Not all Norwegian children who want to attend cultural schools are able to enter, due to lack of capacity. The Norwegian Labour Party, Centre and Socialist Left want to secure that all children, regardless of place of residence, are given the the right to attend cultural schools.
5. Continued support for the growing success of Norwegian film
The three parties pledge continued support for a Norwegian film industry that’s experiencing increased attention and recognition domestically and abroad. The parties advocate increased production support and a revision of the existing ticket subsidies. A purchasing programme for film is also on the three parties’ wish list.
6. Increased support of Norwegian music
The Norwegian Labour Party, Centre and Socialist Left aim at an improved facilitation for Norwegian music. The purchasing programme for phonograms must be extended to include more titles and recipients. Financial support for venues, local promoters, festival, tours and programme development is also served on the three parties’ smorgasbord. The parties will also aim at increased support for further development of digital distribution technology, management competence development, rehearsal studios, talent support and improved terms of conditions for performers and authors. The Norwegian Labour Party, Centre and Socialist Left support establishment of a national jazz-scene and a national scene for folk-music and –dance. Regional rock- and folk-music centres are also to be established.
7. Increased support for Dance arts
Increased financial support for more productions and increased public access. Festivals such as CODA and October Dance in Bergen are in for more funds.
8. Increased support of stage arts – new support programmes for institutionalized ensembles
Increased support for free theatre groups and a more predictable and fixed support programme for institutions that have received government support on an uneven basis for years.
9. Increased support for voluntary work
Wind bands and amateur orchestras could be granted support for instrument purchase and be exempted from the burden of having to pay TONO (performing rights) fees.
10. Expansion of cultural activities in schools
The present cultural programmes that cover primary schools could be extended to include kindergartens and high-school levels. A cultural card that grants youths access to cultural events is another proposition.
11. Bolster the Norwegian language’s position – increased support for Norwegian literature.
The use of New-Norwegian in education must be bolstered and a fund for New-Norwegian journalism, the Vinje Fund, shall be established.
12. Increased use of art in public spaces
Arts shall be present in all public space, rented or governmentally owned. Support for architecture and design is also to be increased.
13. Satisfactory terms of condition for Sami culture
In co-operation with the Sami Parliament, the government shall consider initiating work on a new White Book on Sami art.
14. Norway as a multi-cultural nation
Increased support for players in the multi-cultural field.
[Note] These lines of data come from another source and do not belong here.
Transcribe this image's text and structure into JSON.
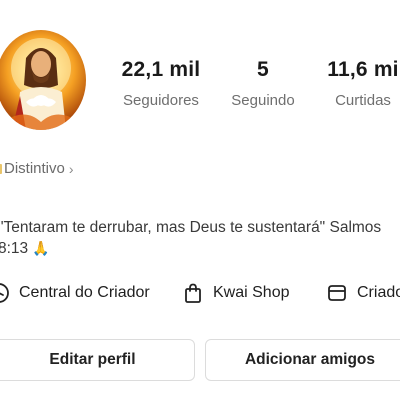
{
  "profile": {
    "stats": [
      {
        "value": "22,1 mil",
        "label": "Seguidores"
      },
      {
        "value": "5",
        "label": "Seguindo"
      },
      {
        "value": "11,6 mi",
        "label": "Curtidas"
      }
    ],
    "badge_label": "Distintivo",
    "bio_line1": "\"Tentaram te derrubar, mas Deus te sustentará\" Salmos",
    "bio_line2": "8:13",
    "quick_links": [
      {
        "label": "Central do Criador",
        "icon": "creator-center-icon"
      },
      {
        "label": "Kwai Shop",
        "icon": "shopping-bag-icon"
      },
      {
        "label": "Criado",
        "icon": "creator-tools-icon"
      }
    ],
    "buttons": {
      "edit": "Editar perfil",
      "add_friends": "Adicionar amigos"
    }
  },
  "colors": {
    "text_primary": "#1f1f1f",
    "text_secondary": "#6f6f6f",
    "button_border": "#dcdcdc"
  }
}
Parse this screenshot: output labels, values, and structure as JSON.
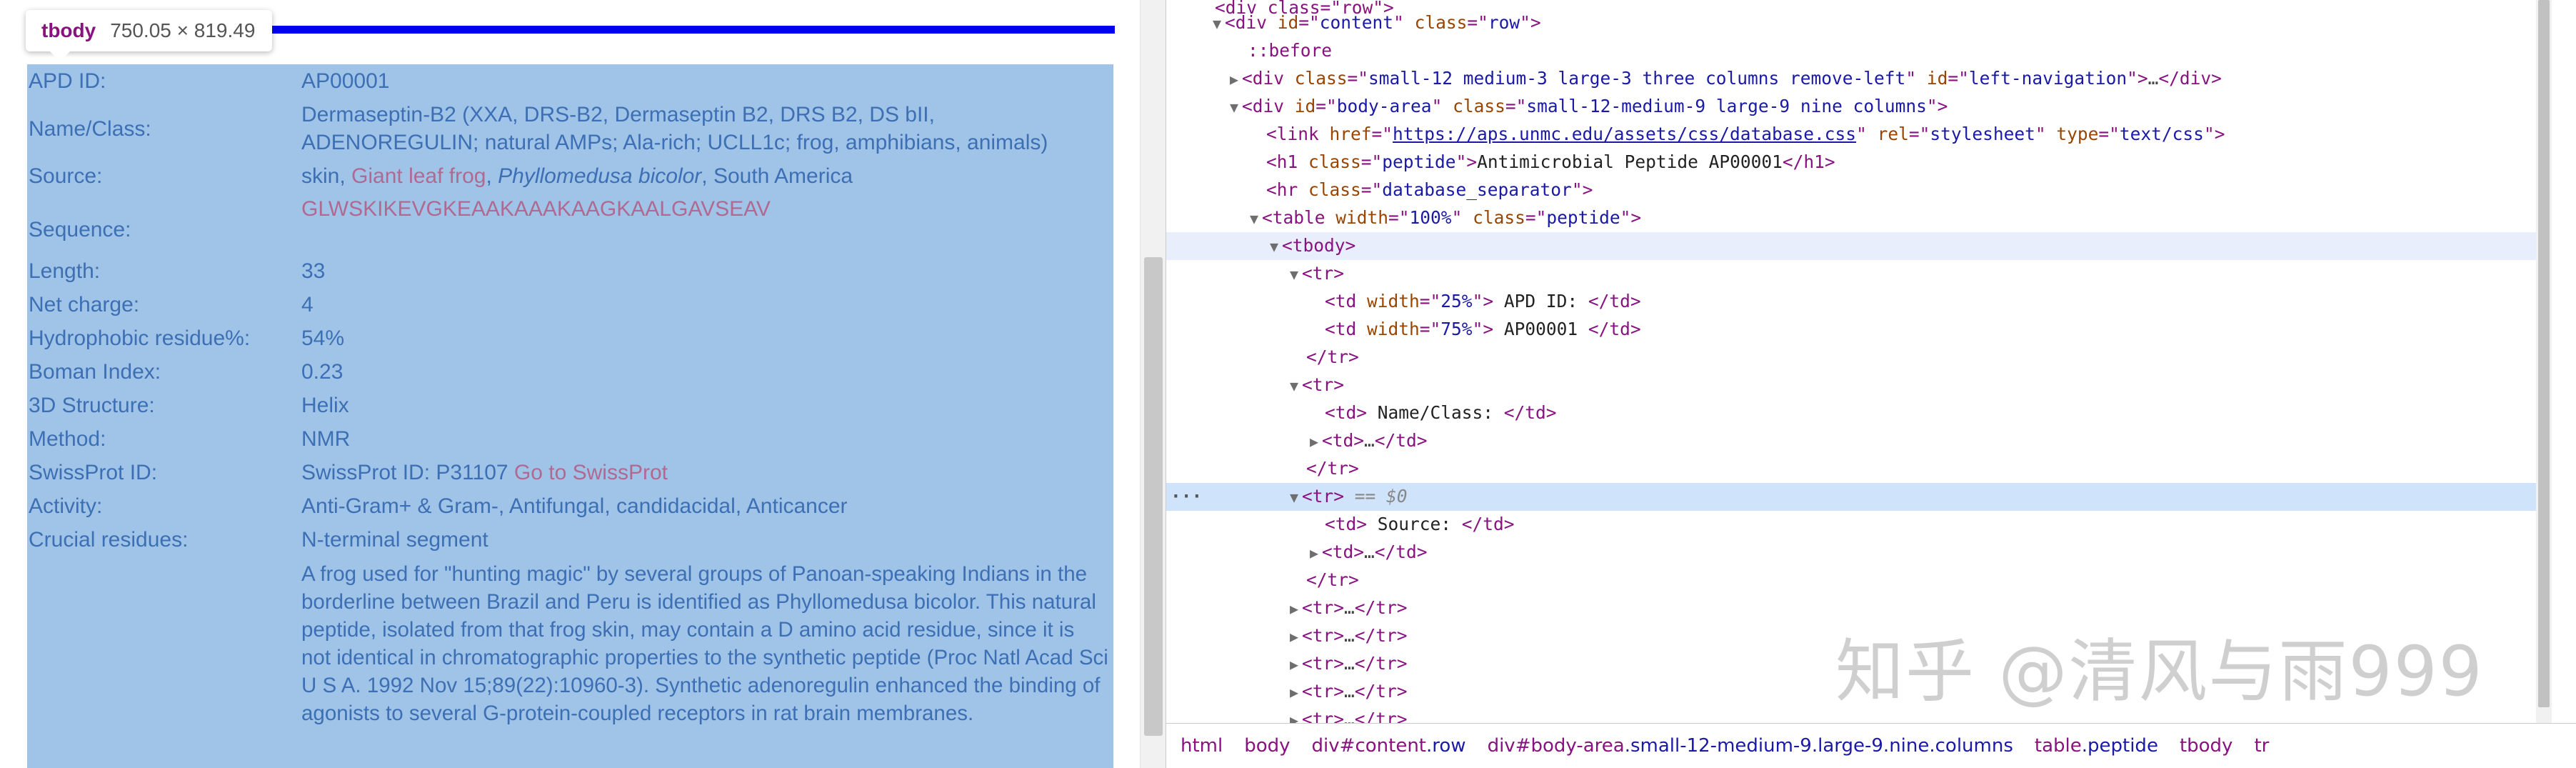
{
  "inspector_tooltip": {
    "tag": "tbody",
    "size": "750.05 × 819.49"
  },
  "peptide_table": {
    "rows": [
      {
        "label": "APD ID:",
        "value": "AP00001"
      },
      {
        "label": "Name/Class:",
        "value": "Dermaseptin-B2 (XXA, DRS-B2, Dermaseptin B2, DRS B2, DS bII, ADENOREGULIN; natural AMPs; Ala-rich; UCLL1c; frog, amphibians, animals)"
      },
      {
        "label": "Source:",
        "value_parts": [
          "skin, ",
          "Giant leaf frog",
          ", ",
          "Phyllomedusa bicolor",
          ", South America"
        ]
      },
      {
        "label": "Sequence:",
        "value": "GLWSKIKEVGKEAAKAAAKAAGKAALGAVSEAV"
      },
      {
        "label": "Length:",
        "value": "33"
      },
      {
        "label": "Net charge:",
        "value": "4"
      },
      {
        "label": "Hydrophobic residue%:",
        "value": "54%"
      },
      {
        "label": "Boman Index:",
        "value": "0.23"
      },
      {
        "label": "3D Structure:",
        "value": "Helix"
      },
      {
        "label": "Method:",
        "value": "NMR"
      },
      {
        "label": "SwissProt ID:",
        "value": "SwissProt ID: P31107",
        "link": "Go to SwissProt"
      },
      {
        "label": "Activity:",
        "value": "Anti-Gram+ & Gram-, Antifungal, candidacidal, Anticancer"
      },
      {
        "label": "Crucial residues:",
        "value": "N-terminal segment"
      },
      {
        "label": "",
        "value": "A frog used for \"hunting magic\" by several groups of Panoan-speaking Indians in the borderline between Brazil and Peru is identified as Phyllomedusa bicolor. This natural peptide, isolated from that frog skin, may contain a D amino acid residue, since it is not identical in chromatographic properties to the synthetic peptide (Proc Natl Acad Sci U S A. 1992 Nov 15;89(22):10960-3). Synthetic adenoregulin enhanced the binding of agonists to several G-protein-coupled receptors in rat brain membranes."
      }
    ]
  },
  "dom_tree": {
    "content_div": {
      "tag": "div",
      "id": "content",
      "class": "row"
    },
    "before": "::before",
    "left_nav": {
      "class": "small-12 medium-3 large-3 three columns remove-left",
      "id": "left-navigation"
    },
    "body_area": {
      "id": "body-area",
      "class": "small-12-medium-9 large-9 nine columns"
    },
    "link": {
      "href": "https://aps.unmc.edu/assets/css/database.css",
      "rel": "stylesheet",
      "type": "text/css"
    },
    "h1": {
      "class": "peptide",
      "text": "Antimicrobial Peptide AP00001"
    },
    "hr": {
      "class": "database_separator"
    },
    "table": {
      "width": "100%",
      "class": "peptide"
    },
    "td1": {
      "width": "25%",
      "text": " APD ID: "
    },
    "td2": {
      "width": "75%",
      "text": " AP00001 "
    },
    "td3": {
      "text": " Name/Class: "
    },
    "td5": {
      "text": " Source: "
    },
    "selected_marker": "== $0",
    "collapsed": "…"
  },
  "breadcrumbs": [
    {
      "tag": "html"
    },
    {
      "tag": "body"
    },
    {
      "tag": "div",
      "id": "#content",
      "cls": ".row"
    },
    {
      "tag": "div",
      "id": "#body-area",
      "cls": ".small-12-medium-9.large-9.nine.columns"
    },
    {
      "tag": "table",
      "cls": ".peptide"
    },
    {
      "tag": "tbody"
    },
    {
      "tag": "tr"
    }
  ],
  "watermark": "知乎 @清风与雨999",
  "colors": {
    "highlight": "#a0c4e8",
    "separator": "#0000f0",
    "label_text": "#3d6fb4",
    "link_text": "#b06a91",
    "selected_row": "#cfe3fb",
    "tag_color": "#881280",
    "attr_name": "#994500",
    "attr_value": "#1a1aa6"
  }
}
Recruitment of artists with minority backgrounds must also be improved through a multi-cultural quota in the cultural field-s governing institutions. Aspirant and scholarship programmes are other proposed measures.
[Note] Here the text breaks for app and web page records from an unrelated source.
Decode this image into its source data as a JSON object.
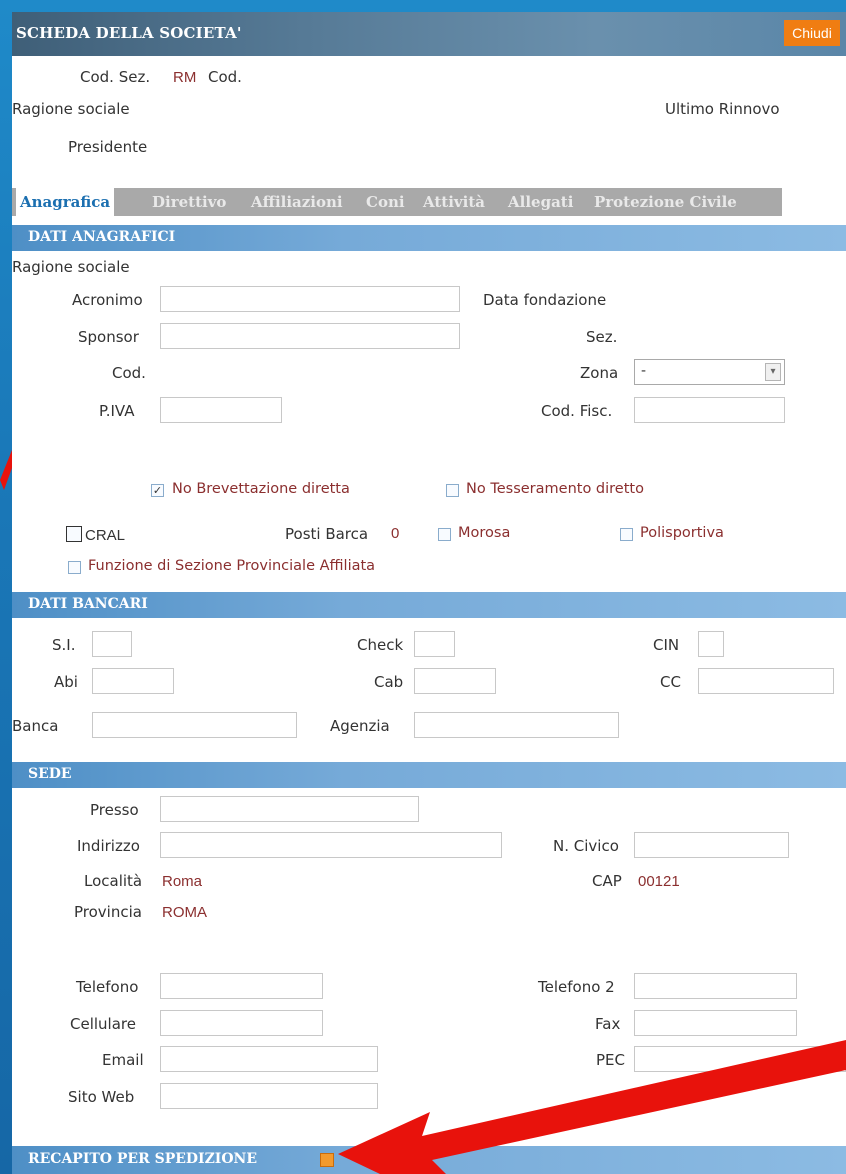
{
  "window": {
    "title": "SCHEDA DELLA SOCIETA'",
    "close_label": "Chiudi"
  },
  "header": {
    "cod_sez_label": "Cod. Sez.",
    "cod_sez_value": "RM",
    "cod_label": "Cod.",
    "ragione_sociale_label": "Ragione sociale",
    "ultimo_rinnovo_label": "Ultimo Rinnovo",
    "presidente_label": "Presidente"
  },
  "tabs": [
    {
      "label": "Anagrafica",
      "active": true
    },
    {
      "label": "Direttivo"
    },
    {
      "label": "Affiliazioni"
    },
    {
      "label": "Coni"
    },
    {
      "label": "Attività"
    },
    {
      "label": "Allegati"
    },
    {
      "label": "Protezione Civile"
    }
  ],
  "dati_anagrafici": {
    "title": "DATI ANAGRAFICI",
    "ragione_sociale_label": "Ragione sociale",
    "acronimo_label": "Acronimo",
    "data_fondazione_label": "Data fondazione",
    "sponsor_label": "Sponsor",
    "sez_label": "Sez.",
    "cod_label": "Cod.",
    "zona_label": "Zona",
    "zona_value": "-",
    "piva_label": "P.IVA",
    "cod_fisc_label": "Cod. Fisc.",
    "no_brevettazione_label": "No Brevettazione diretta",
    "no_brevettazione_checked": true,
    "no_tesseramento_label": "No Tesseramento diretto",
    "cral_label": "CRAL",
    "posti_barca_label": "Posti Barca",
    "posti_barca_value": "0",
    "morosa_label": "Morosa",
    "polisportiva_label": "Polisportiva",
    "funzione_label": "Funzione di Sezione Provinciale Affiliata"
  },
  "dati_bancari": {
    "title": "DATI BANCARI",
    "si_label": "S.I.",
    "check_label": "Check",
    "cin_label": "CIN",
    "abi_label": "Abi",
    "cab_label": "Cab",
    "cc_label": "CC",
    "banca_label": "Banca",
    "agenzia_label": "Agenzia"
  },
  "sede": {
    "title": "SEDE",
    "presso_label": "Presso",
    "indirizzo_label": "Indirizzo",
    "n_civico_label": "N. Civico",
    "localita_label": "Località",
    "localita_value": "Roma",
    "cap_label": "CAP",
    "cap_value": "00121",
    "provincia_label": "Provincia",
    "provincia_value": "ROMA",
    "telefono_label": "Telefono",
    "telefono2_label": "Telefono 2",
    "cellulare_label": "Cellulare",
    "fax_label": "Fax",
    "email_label": "Email",
    "pec_label": "PEC",
    "sito_web_label": "Sito Web"
  },
  "recapito": {
    "title": "RECAPITO PER SPEDIZIONE",
    "expand_icon": "plus-box-icon"
  },
  "colors": {
    "accent": "#f07d12",
    "section": "#76aad8",
    "value": "#8b2f2f",
    "annotation_arrow": "#e8120c"
  }
}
15. Increased support for establishment of local cultural institutions
Funds for establishment of cultural institutions on a local level should be included in the government’s budget and be on a level equal to the support allotted to buildings for sport. A cultural boat that is to travel the entire coast and visit harbours from Halden to Kirkenes is another proposed initiative.
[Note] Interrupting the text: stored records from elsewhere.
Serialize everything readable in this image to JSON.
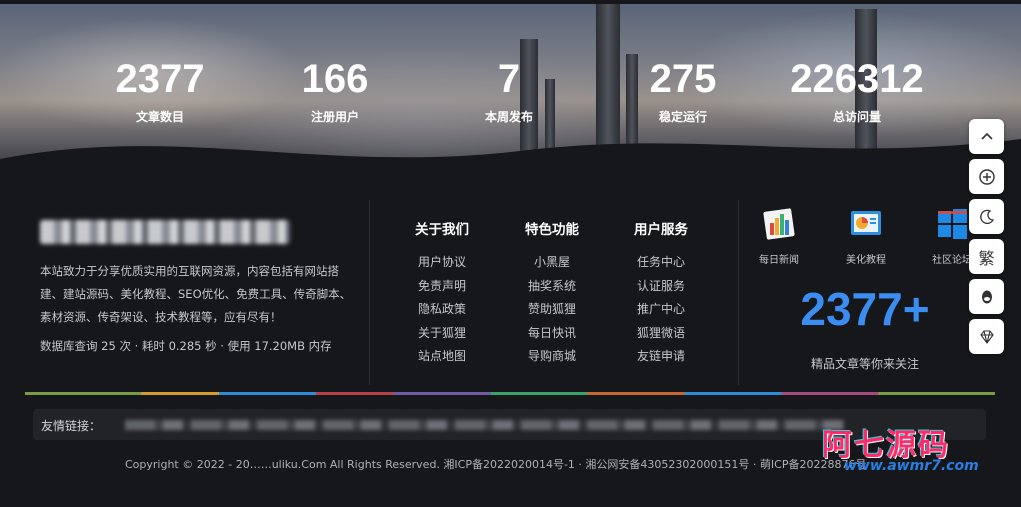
{
  "stats": [
    {
      "value": "2377",
      "label": "文章数目"
    },
    {
      "value": "166",
      "label": "注册用户"
    },
    {
      "value": "7",
      "label": "本周发布"
    },
    {
      "value": "275",
      "label": "稳定运行"
    },
    {
      "value": "226312",
      "label": "总访问量"
    }
  ],
  "about": {
    "description": "本站致力于分享优质实用的互联网资源，内容包括有网站搭建、建站源码、美化教程、SEO优化、免费工具、传奇脚本、素材资源、传奇架设、技术教程等，应有尽有！",
    "meta": "数据库查询 25 次 · 耗时 0.285 秒 · 使用 17.20MB 内存"
  },
  "columns": [
    {
      "title": "关于我们",
      "links": [
        "用户协议",
        "免责声明",
        "隐私政策",
        "关于狐狸",
        "站点地图"
      ]
    },
    {
      "title": "特色功能",
      "links": [
        "小黑屋",
        "抽奖系统",
        "赞助狐狸",
        "每日快讯",
        "导购商城"
      ]
    },
    {
      "title": "用户服务",
      "links": [
        "任务中心",
        "认证服务",
        "推广中心",
        "狐狸微语",
        "友链申请"
      ]
    }
  ],
  "apps": [
    {
      "label": "每日新闻",
      "icon": "bar-chart-icon"
    },
    {
      "label": "美化教程",
      "icon": "pie-chart-icon"
    },
    {
      "label": "社区论坛",
      "icon": "windows-icon"
    }
  ],
  "highlight": {
    "count": "2377+",
    "subtitle": "精品文章等你来关注"
  },
  "friends": {
    "label": "友情链接："
  },
  "copyright": "Copyright © 2022 - 20……uliku.Com All Rights Reserved. 湘ICP备2022020014号-1 · 湘公网安备43052302000151号 · 萌ICP备20228876号",
  "watermark": {
    "cn": "阿七源码",
    "url": "www.awmr7.com"
  },
  "side_buttons": [
    {
      "name": "back-to-top-button",
      "icon": "chevron-up-icon"
    },
    {
      "name": "add-button",
      "icon": "plus-circle-icon"
    },
    {
      "name": "dark-mode-button",
      "icon": "moon-icon"
    },
    {
      "name": "traditional-chinese-button",
      "icon": "text",
      "text": "繁"
    },
    {
      "name": "qq-button",
      "icon": "qq-icon"
    },
    {
      "name": "vip-button",
      "icon": "diamond-icon"
    }
  ],
  "colors": {
    "accent": "#3b8df2",
    "background": "#16171a"
  }
}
These are the main priorities in the political centre and left’s proposition for a cultural
policy for the next decade. The Parliament’s committee for Family and Culture is now in the process of finalising its comments for the Kulturmeldingen – the White Book on culture that has been prepared by the Royal Norwegian Ministry for Cultural Affairs. The final document which is to be approved by Parliament will create the foundation for cultural life in Norway for the next decade. Mic.no will monitor the process and bring updates on key decisions made by Parliament.
Music Industry, Politics, Funding